In early 2016, the masternodes that comprise Dash’s governance system voted overwhelmingly to upgrade to 2MB blocks, with 99 percent of the network in favor. Many in the cryptocurrency world saw this as a simple attention-getting gimmick, as Dash’s development priorities became focused elsewhere. However, with the recent release of Dash version 12.2, it looks like larger blocks will be implemented soon.
The version 12.2 upgrade is one step on the way to Dash Evolution, the currency’s plan to make “digital [currencies] be so easy to use your Grandma would use them.” Core developer UdjinM6 wrote of the recent update:
The most notable changes are:
- DIP0001 implementation (which is a 2MB block upgrade);

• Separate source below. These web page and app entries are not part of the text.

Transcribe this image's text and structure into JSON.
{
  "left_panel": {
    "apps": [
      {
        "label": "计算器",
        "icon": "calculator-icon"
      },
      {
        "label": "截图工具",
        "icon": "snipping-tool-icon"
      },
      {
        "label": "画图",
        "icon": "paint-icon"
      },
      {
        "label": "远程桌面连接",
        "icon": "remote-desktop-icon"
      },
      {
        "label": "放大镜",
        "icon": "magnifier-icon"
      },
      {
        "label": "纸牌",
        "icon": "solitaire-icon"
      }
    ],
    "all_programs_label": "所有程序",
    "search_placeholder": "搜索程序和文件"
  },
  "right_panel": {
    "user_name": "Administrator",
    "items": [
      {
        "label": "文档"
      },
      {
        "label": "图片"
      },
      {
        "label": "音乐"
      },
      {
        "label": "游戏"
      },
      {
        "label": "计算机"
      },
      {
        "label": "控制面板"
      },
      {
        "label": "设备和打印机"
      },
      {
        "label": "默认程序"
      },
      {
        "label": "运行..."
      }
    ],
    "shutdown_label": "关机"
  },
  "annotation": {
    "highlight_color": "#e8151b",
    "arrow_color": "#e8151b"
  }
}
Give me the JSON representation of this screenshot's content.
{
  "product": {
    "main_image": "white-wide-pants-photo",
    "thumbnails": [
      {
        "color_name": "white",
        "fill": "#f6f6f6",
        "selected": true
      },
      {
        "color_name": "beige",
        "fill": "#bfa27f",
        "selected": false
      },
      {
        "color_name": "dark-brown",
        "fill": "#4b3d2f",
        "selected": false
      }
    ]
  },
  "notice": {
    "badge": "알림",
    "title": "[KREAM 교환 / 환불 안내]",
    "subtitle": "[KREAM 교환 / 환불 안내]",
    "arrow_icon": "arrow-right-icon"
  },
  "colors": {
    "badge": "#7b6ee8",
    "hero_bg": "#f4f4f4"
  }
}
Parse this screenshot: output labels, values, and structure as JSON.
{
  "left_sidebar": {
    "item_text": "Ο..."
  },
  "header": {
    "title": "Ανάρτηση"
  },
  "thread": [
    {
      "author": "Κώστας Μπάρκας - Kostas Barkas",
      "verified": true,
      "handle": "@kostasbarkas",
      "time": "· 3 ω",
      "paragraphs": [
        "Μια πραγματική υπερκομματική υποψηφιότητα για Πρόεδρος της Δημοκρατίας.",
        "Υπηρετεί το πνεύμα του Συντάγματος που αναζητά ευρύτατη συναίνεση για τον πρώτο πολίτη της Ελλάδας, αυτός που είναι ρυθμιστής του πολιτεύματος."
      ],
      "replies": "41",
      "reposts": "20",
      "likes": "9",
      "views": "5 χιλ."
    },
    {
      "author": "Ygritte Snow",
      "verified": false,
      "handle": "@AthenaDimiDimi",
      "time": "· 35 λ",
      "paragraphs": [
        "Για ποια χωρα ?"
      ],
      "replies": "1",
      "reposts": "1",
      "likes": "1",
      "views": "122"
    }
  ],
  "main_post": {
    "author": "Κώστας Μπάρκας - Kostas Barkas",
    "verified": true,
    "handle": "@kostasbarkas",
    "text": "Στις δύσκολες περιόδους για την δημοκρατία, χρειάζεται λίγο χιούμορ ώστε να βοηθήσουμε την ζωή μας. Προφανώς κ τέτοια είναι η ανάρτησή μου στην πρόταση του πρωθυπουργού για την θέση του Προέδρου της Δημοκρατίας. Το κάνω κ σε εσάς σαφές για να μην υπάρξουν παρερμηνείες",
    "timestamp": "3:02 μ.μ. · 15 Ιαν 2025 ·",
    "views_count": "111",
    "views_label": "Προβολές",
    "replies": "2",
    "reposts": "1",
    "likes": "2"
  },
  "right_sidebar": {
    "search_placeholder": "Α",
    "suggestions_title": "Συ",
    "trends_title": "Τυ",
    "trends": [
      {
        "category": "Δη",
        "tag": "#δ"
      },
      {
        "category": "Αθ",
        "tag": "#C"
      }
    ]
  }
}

- Transaction fee reduction 10x (activates via DIP0001 activation);
- InstantSend vulnerability fix (activates via DIP0001 lock in);
- PrivateSend improvement which should allow user to have mixed funds available much faster;
- Various RPC changes;
- Lots of backports from Bitcoin Core and refactoring of our own legacy code which should improve performance and make code more reliable and easier to review;
- Experimental HD wallet with BIP39/BIP44 support.
Not needed yet
Of course, larger blocks aren’t needed yet, as the currency does not process enough transactions to fill its current blocks. However, this blocksize increase follows the on-chain scaling plan announced by founder Evan Duffield earlier this year. Duffield announced that through the use of custom hardware, Dash will create a network that can scale to large numbers of transactions by using big blocks.
Many projects in the space believe that on-chain scaling is impossible. That’s simply because they haven’t explored alternative P2P architectures for higher performance. We intend to show just how far an incentivized second tier [masternode] architecture can take a project like Dash.
Bitcoin’s path...and Ethereum’s too
Bitcoin, of course, has chosen to follow a different path. With the planned SegWit2x upgrade officially dead, the currency is now firmly on the path of off-chain scaling through the lightning network or similar solutions. The lightning network is intended to work by moving transactions off-chain onto “payment channels” and then “settling” the result to the Bitcoin Blockchain periodically.
For instance, if Bob pays Alice one BTC, then he later pays her two BTC, and finally sends her 1.5 BTC, that’s three separate transactions that need to be recorded to the Blockchain. With lightning network, however, only the net transaction would need to be posted to the Blockchain once the payment channel was closed. In this case, only one transaction would be posted for a total of 4.5 BTC sent from Bob to Alice.
Critics have asked how often payment channels will really be used, but until the network is deployed, it’s impossible to say. Others suggest that moving transactions off-chain damages the decentralized and immutable nature of Bitcoin. Supporters point out that transactions happen off-chain all the time, for instance on exchanges. No Bitcoin exchange posts a separate transaction to the Blockchain every time funds are moved internally. Only the final result is posted, once a user withdraws funds.
Number two cryptocurrency Ethereum isn’t just sitting on the sidelines, either. The currency plans to implement the “Raiden Network” which will utilize payment channels similar to Bitcoin’s proposed lightning network.
While Bitcoin assiduously avoids hard forks whenever possible, Dash welcomes them. The key to Dash’s upgrade strategy is the “spork” a mechanism that allows portions of the upgrade to be “turned off” if there is a problem on the network. An example is something called “enforcement.” The Dash network normally requires miners to share the block reward with masternodes; miners who attempt to keep the entire reward to themselves will find their blocks rejected by the network.
However, during an upgrade, enforcement can (and usually is) be turned off. This allows both miners and masternodes a reasonable amount of time to upgrade their software while eliminating the risk of uncontrollable forking caused by one part of the network rejecting the other part.
Best path uncertain
It remains to be seen whether Bitcoin, Ethereum or Dash will be successful in solving the scalability problem. Both the “payment channels” and “really big blocks” scaling methods have their critics, and neither has been thoroughly vetted yet. It’s possible that another solution might emerge in the interim, or that both solutions could be workable.
The one thing that’s certain, however, is that for digital currency to become a real force in the world, tens of thousands of people will need to be able to transact all at the same time. A successful mainstream cryptocurrency must be able to scale to Visa’s level or beyond.